In the copy you make of the entries, no picture should appear, and every word must match.

═══ DATA IN THIS EXERCISE

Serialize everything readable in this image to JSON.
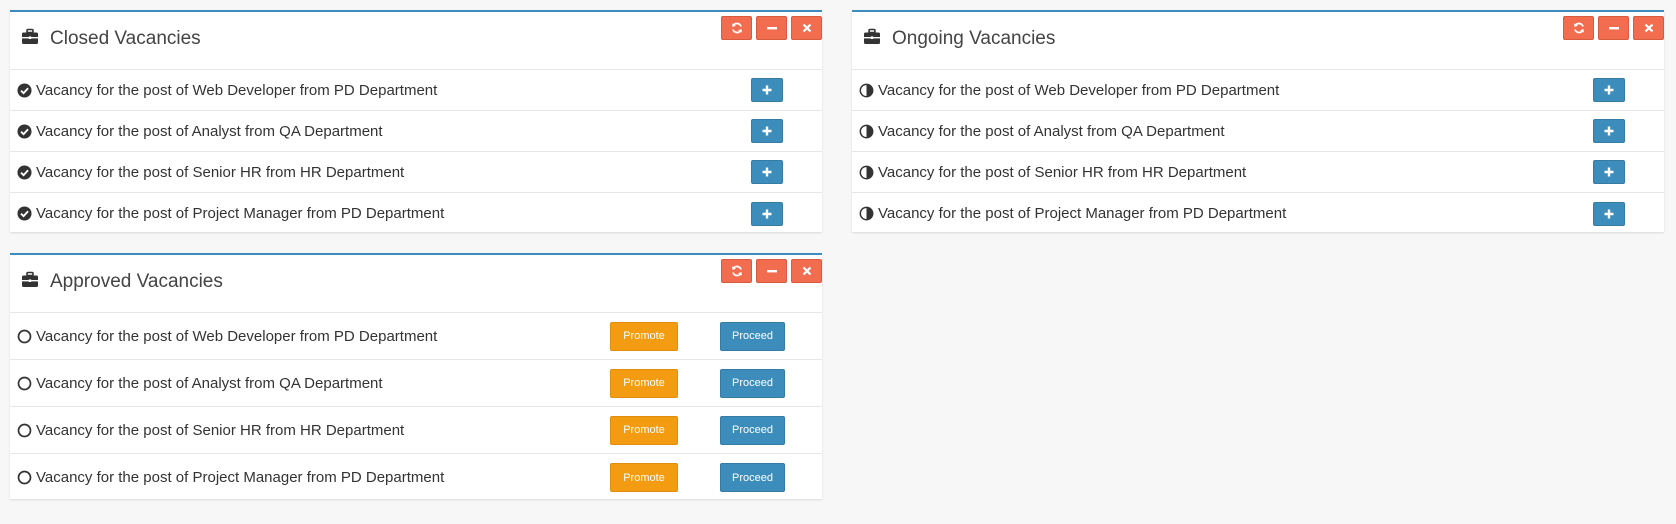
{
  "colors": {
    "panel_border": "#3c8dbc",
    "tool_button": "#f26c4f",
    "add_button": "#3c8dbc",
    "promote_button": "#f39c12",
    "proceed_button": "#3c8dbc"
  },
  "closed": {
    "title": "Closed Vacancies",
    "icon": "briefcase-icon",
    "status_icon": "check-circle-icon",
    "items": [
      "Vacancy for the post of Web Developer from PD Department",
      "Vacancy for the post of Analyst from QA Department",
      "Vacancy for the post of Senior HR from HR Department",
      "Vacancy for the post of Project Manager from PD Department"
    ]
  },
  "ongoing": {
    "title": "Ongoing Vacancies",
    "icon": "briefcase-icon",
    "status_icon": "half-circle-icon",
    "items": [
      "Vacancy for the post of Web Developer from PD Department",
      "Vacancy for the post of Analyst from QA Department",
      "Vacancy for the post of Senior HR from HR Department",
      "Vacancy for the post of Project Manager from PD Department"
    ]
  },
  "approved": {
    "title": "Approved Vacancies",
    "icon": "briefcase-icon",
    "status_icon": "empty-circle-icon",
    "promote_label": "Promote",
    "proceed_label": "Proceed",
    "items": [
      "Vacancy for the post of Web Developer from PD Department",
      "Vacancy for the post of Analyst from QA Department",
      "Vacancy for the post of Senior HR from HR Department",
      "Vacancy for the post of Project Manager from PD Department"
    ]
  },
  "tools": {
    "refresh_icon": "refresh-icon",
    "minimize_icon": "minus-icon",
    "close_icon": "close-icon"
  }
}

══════

◆ TASK ANSWER:
Serialize everything readable in this image to JSON.
{
  "colors": {
    "panel_border": "#3c8dbc",
    "tool_button": "#f26c4f",
    "add_button": "#3c8dbc",
    "promote_button": "#f39c12",
    "proceed_button": "#3c8dbc"
  },
  "closed": {
    "title": "Closed Vacancies",
    "icon": "briefcase-icon",
    "status_icon": "check-circle-icon",
    "items": [
      "Vacancy for the post of Web Developer from PD Department",
      "Vacancy for the post of Analyst from QA Department",
      "Vacancy for the post of Senior HR from HR Department",
      "Vacancy for the post of Project Manager from PD Department"
    ]
  },
  "ongoing": {
    "title": "Ongoing Vacancies",
    "icon": "briefcase-icon",
    "status_icon": "half-circle-icon",
    "items": [
      "Vacancy for the post of Web Developer from PD Department",
      "Vacancy for the post of Analyst from QA Department",
      "Vacancy for the post of Senior HR from HR Department",
      "Vacancy for the post of Project Manager from PD Department"
    ]
  },
  "approved": {
    "title": "Approved Vacancies",
    "icon": "briefcase-icon",
    "status_icon": "empty-circle-icon",
    "promote_label": "Promote",
    "proceed_label": "Proceed",
    "items": [
      "Vacancy for the post of Web Developer from PD Department",
      "Vacancy for the post of Analyst from QA Department",
      "Vacancy for the post of Senior HR from HR Department",
      "Vacancy for the post of Project Manager from PD Department"
    ]
  },
  "tools": {
    "refresh_icon": "refresh-icon",
    "minimize_icon": "minus-icon",
    "close_icon": "close-icon"
  }
}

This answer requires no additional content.